• [Given entries]
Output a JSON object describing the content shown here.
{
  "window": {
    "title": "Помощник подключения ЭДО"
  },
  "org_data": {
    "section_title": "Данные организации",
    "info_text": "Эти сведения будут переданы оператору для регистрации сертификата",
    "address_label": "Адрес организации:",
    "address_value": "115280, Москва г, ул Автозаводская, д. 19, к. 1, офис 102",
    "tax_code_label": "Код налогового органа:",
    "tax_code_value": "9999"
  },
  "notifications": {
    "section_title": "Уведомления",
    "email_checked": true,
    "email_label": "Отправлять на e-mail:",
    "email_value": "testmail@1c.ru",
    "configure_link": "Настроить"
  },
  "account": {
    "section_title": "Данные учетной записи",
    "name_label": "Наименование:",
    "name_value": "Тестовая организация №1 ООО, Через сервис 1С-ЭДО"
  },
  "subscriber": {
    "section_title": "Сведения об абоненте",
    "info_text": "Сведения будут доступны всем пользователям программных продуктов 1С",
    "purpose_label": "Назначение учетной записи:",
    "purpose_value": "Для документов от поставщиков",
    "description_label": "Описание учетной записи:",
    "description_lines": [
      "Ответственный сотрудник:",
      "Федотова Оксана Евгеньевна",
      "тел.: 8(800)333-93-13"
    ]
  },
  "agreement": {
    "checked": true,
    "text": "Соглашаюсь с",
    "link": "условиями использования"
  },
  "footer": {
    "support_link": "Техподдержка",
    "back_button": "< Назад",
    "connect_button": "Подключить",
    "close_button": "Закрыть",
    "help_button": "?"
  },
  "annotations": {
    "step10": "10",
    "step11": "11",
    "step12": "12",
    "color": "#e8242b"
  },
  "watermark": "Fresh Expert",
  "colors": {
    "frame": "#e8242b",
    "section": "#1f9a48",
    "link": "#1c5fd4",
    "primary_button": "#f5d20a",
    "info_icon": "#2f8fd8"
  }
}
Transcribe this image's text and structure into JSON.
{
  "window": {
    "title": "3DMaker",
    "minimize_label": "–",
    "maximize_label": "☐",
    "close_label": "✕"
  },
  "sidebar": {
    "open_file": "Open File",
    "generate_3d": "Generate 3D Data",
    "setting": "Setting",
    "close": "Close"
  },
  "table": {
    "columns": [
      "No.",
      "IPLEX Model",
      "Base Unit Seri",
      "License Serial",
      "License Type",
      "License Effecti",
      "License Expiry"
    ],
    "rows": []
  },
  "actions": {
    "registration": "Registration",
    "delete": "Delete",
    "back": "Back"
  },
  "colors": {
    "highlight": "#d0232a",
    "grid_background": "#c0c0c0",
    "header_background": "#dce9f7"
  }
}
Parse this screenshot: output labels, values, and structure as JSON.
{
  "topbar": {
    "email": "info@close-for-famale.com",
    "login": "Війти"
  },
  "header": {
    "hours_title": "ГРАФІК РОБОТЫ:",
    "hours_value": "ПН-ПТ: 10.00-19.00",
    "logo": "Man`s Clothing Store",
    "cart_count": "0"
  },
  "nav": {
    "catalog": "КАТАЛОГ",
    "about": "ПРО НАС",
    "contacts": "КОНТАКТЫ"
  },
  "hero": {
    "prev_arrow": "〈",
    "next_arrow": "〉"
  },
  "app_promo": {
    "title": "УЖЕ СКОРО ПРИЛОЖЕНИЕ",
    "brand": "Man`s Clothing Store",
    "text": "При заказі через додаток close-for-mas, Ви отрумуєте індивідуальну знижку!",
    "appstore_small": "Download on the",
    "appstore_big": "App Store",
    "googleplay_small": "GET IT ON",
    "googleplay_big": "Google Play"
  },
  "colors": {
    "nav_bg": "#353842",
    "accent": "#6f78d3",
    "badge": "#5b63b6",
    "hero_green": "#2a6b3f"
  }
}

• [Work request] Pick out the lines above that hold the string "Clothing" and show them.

• [Reply]
    "logo": "Man`s Clothing Store",
    "brand": "Man`s Clothing Store",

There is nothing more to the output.